Novak Djokovic is set to be deported from Australia after losing a last-ditch court bid to stay in the country.
Judges rejected the tennis star’s appeal after the government cancelled the unvaccinated player’s visa on “health and good order” grounds.
The decision has ended his hopes of defending his Australian Open title and winning a record 21st Grand Slam.
Djokovic said he was “extremely disappointed” but respected the ruling, made on the eve of his first match.
“I will co-operate with the relevant authorities in relation to my departure from the country,” he said in a statement. It was not immediately clear when he would leave.
His supporters fell silent outside the courtroom as the decision was announced. One fan told the BBC that her summer would be “empty” without the 34-year-old playing in Melbourne.
Australian Prime Minister Scott Morrison welcomed “the decision to keep our borders strong and keep Australians safe”.
“Australians have made many sacrifices during this pandemic, and they rightly expect the result of those sacrifices to be protected,” he said.
Djokovic launched the case after Immigration Minister Alex Hawke used his ministerial powers to cancel the Serbian player’s visa, arguing that his presence in the country risked fanning anti-vaccine sentiment. Buy Vape Carts Online Australia
It was the second time his visa had been revoked, after a first cancellation over not following Covid entry rules was overturned by a different judge.
- Twists and turns of Djokovic’s Australia mess
- The politics behind Australia’s Djokovic decision
- Why Djokovic is a polarising player
During Sunday’s court hearing before a three-judge panel, Djokovic’s defence unsuccessfully argued that the grounds given by the government were “invalid and illogical”.
Chief Justice James Allsop said the federal court’s ruling on Sunday was based on the lawfulness and legality of the minister’s decision, not on the “merits or wisdom of that decision”.
Full reasoning for the ruling will be made public in the coming days, he said.https://emp.bbc.com/emp/SMPj/2.44.11/iframe.htmlMedia caption,Moment Djokovic learns his Australian Open fate
Sunday’s decision marks the end of a 10-day saga over Djokovic’s Australian visa.
There has been much public anger in Australia over the player’s attempt to enter the country unvaccinated.

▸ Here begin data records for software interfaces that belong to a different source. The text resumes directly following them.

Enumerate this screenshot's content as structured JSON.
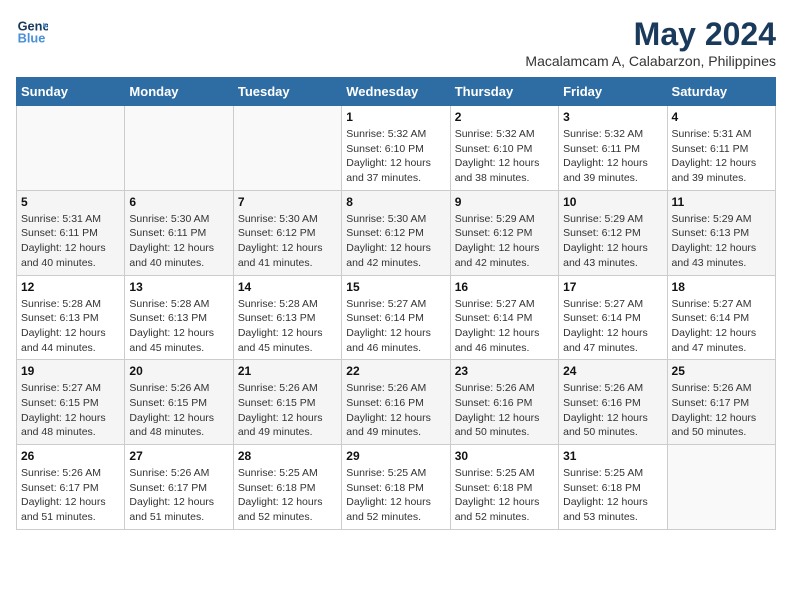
{
  "logo": {
    "line1": "General",
    "line2": "Blue"
  },
  "title": "May 2024",
  "location": "Macalamcam A, Calabarzon, Philippines",
  "days_header": [
    "Sunday",
    "Monday",
    "Tuesday",
    "Wednesday",
    "Thursday",
    "Friday",
    "Saturday"
  ],
  "weeks": [
    [
      {
        "num": "",
        "sunrise": "",
        "sunset": "",
        "daylight": ""
      },
      {
        "num": "",
        "sunrise": "",
        "sunset": "",
        "daylight": ""
      },
      {
        "num": "",
        "sunrise": "",
        "sunset": "",
        "daylight": ""
      },
      {
        "num": "1",
        "sunrise": "Sunrise: 5:32 AM",
        "sunset": "Sunset: 6:10 PM",
        "daylight": "Daylight: 12 hours and 37 minutes."
      },
      {
        "num": "2",
        "sunrise": "Sunrise: 5:32 AM",
        "sunset": "Sunset: 6:10 PM",
        "daylight": "Daylight: 12 hours and 38 minutes."
      },
      {
        "num": "3",
        "sunrise": "Sunrise: 5:32 AM",
        "sunset": "Sunset: 6:11 PM",
        "daylight": "Daylight: 12 hours and 39 minutes."
      },
      {
        "num": "4",
        "sunrise": "Sunrise: 5:31 AM",
        "sunset": "Sunset: 6:11 PM",
        "daylight": "Daylight: 12 hours and 39 minutes."
      }
    ],
    [
      {
        "num": "5",
        "sunrise": "Sunrise: 5:31 AM",
        "sunset": "Sunset: 6:11 PM",
        "daylight": "Daylight: 12 hours and 40 minutes."
      },
      {
        "num": "6",
        "sunrise": "Sunrise: 5:30 AM",
        "sunset": "Sunset: 6:11 PM",
        "daylight": "Daylight: 12 hours and 40 minutes."
      },
      {
        "num": "7",
        "sunrise": "Sunrise: 5:30 AM",
        "sunset": "Sunset: 6:12 PM",
        "daylight": "Daylight: 12 hours and 41 minutes."
      },
      {
        "num": "8",
        "sunrise": "Sunrise: 5:30 AM",
        "sunset": "Sunset: 6:12 PM",
        "daylight": "Daylight: 12 hours and 42 minutes."
      },
      {
        "num": "9",
        "sunrise": "Sunrise: 5:29 AM",
        "sunset": "Sunset: 6:12 PM",
        "daylight": "Daylight: 12 hours and 42 minutes."
      },
      {
        "num": "10",
        "sunrise": "Sunrise: 5:29 AM",
        "sunset": "Sunset: 6:12 PM",
        "daylight": "Daylight: 12 hours and 43 minutes."
      },
      {
        "num": "11",
        "sunrise": "Sunrise: 5:29 AM",
        "sunset": "Sunset: 6:13 PM",
        "daylight": "Daylight: 12 hours and 43 minutes."
      }
    ],
    [
      {
        "num": "12",
        "sunrise": "Sunrise: 5:28 AM",
        "sunset": "Sunset: 6:13 PM",
        "daylight": "Daylight: 12 hours and 44 minutes."
      },
      {
        "num": "13",
        "sunrise": "Sunrise: 5:28 AM",
        "sunset": "Sunset: 6:13 PM",
        "daylight": "Daylight: 12 hours and 45 minutes."
      },
      {
        "num": "14",
        "sunrise": "Sunrise: 5:28 AM",
        "sunset": "Sunset: 6:13 PM",
        "daylight": "Daylight: 12 hours and 45 minutes."
      },
      {
        "num": "15",
        "sunrise": "Sunrise: 5:27 AM",
        "sunset": "Sunset: 6:14 PM",
        "daylight": "Daylight: 12 hours and 46 minutes."
      },
      {
        "num": "16",
        "sunrise": "Sunrise: 5:27 AM",
        "sunset": "Sunset: 6:14 PM",
        "daylight": "Daylight: 12 hours and 46 minutes."
      },
      {
        "num": "17",
        "sunrise": "Sunrise: 5:27 AM",
        "sunset": "Sunset: 6:14 PM",
        "daylight": "Daylight: 12 hours and 47 minutes."
      },
      {
        "num": "18",
        "sunrise": "Sunrise: 5:27 AM",
        "sunset": "Sunset: 6:14 PM",
        "daylight": "Daylight: 12 hours and 47 minutes."
      }
    ],
    [
      {
        "num": "19",
        "sunrise": "Sunrise: 5:27 AM",
        "sunset": "Sunset: 6:15 PM",
        "daylight": "Daylight: 12 hours and 48 minutes."
      },
      {
        "num": "20",
        "sunrise": "Sunrise: 5:26 AM",
        "sunset": "Sunset: 6:15 PM",
        "daylight": "Daylight: 12 hours and 48 minutes."
      },
      {
        "num": "21",
        "sunrise": "Sunrise: 5:26 AM",
        "sunset": "Sunset: 6:15 PM",
        "daylight": "Daylight: 12 hours and 49 minutes."
      },
      {
        "num": "22",
        "sunrise": "Sunrise: 5:26 AM",
        "sunset": "Sunset: 6:16 PM",
        "daylight": "Daylight: 12 hours and 49 minutes."
      },
      {
        "num": "23",
        "sunrise": "Sunrise: 5:26 AM",
        "sunset": "Sunset: 6:16 PM",
        "daylight": "Daylight: 12 hours and 50 minutes."
      },
      {
        "num": "24",
        "sunrise": "Sunrise: 5:26 AM",
        "sunset": "Sunset: 6:16 PM",
        "daylight": "Daylight: 12 hours and 50 minutes."
      },
      {
        "num": "25",
        "sunrise": "Sunrise: 5:26 AM",
        "sunset": "Sunset: 6:17 PM",
        "daylight": "Daylight: 12 hours and 50 minutes."
      }
    ],
    [
      {
        "num": "26",
        "sunrise": "Sunrise: 5:26 AM",
        "sunset": "Sunset: 6:17 PM",
        "daylight": "Daylight: 12 hours and 51 minutes."
      },
      {
        "num": "27",
        "sunrise": "Sunrise: 5:26 AM",
        "sunset": "Sunset: 6:17 PM",
        "daylight": "Daylight: 12 hours and 51 minutes."
      },
      {
        "num": "28",
        "sunrise": "Sunrise: 5:25 AM",
        "sunset": "Sunset: 6:18 PM",
        "daylight": "Daylight: 12 hours and 52 minutes."
      },
      {
        "num": "29",
        "sunrise": "Sunrise: 5:25 AM",
        "sunset": "Sunset: 6:18 PM",
        "daylight": "Daylight: 12 hours and 52 minutes."
      },
      {
        "num": "30",
        "sunrise": "Sunrise: 5:25 AM",
        "sunset": "Sunset: 6:18 PM",
        "daylight": "Daylight: 12 hours and 52 minutes."
      },
      {
        "num": "31",
        "sunrise": "Sunrise: 5:25 AM",
        "sunset": "Sunset: 6:18 PM",
        "daylight": "Daylight: 12 hours and 53 minutes."
      },
      {
        "num": "",
        "sunrise": "",
        "sunset": "",
        "daylight": ""
      }
    ]
  ]
}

The federal government has repeatedly said people must comply with the strict laws in place to deal with the pandemic, and that no-one is “above the law”.
Buy Vape Carts Online Australia
World number one Djokovic was originally granted a medical exemption to enter Australia by two different independent health panels – one commissioned by Tennis Australia, the other by the state government of Victoria – after testing positive for coronavirus in mid-December.
However, the Australian Border Force detained him on 5 January for not meeting federal coronavirus requirements.
A judge later overturned that decision, but the government stepped in last Friday to revoke the visa again, saying doing so was in the public interest.
Although Djokovic is not vaccinated against Covid-19, he has not actively promoted anti-vax disinformation. However, Australian anti-vaxxers have been using the hashtag #IStandWithDjokovic on social media.
In his statement on Sunday, Djokovic said he was “uncomfortable” with the focus placed on him because of the visa row. “I hope that we can all now focus on the game and tournament I love,” he said.
Italy’s Salvatore Caruso, who is ranked 150th in the world, will now replace Djokovic in his match against Serbia’s Miomir Kecmanovic on Monday.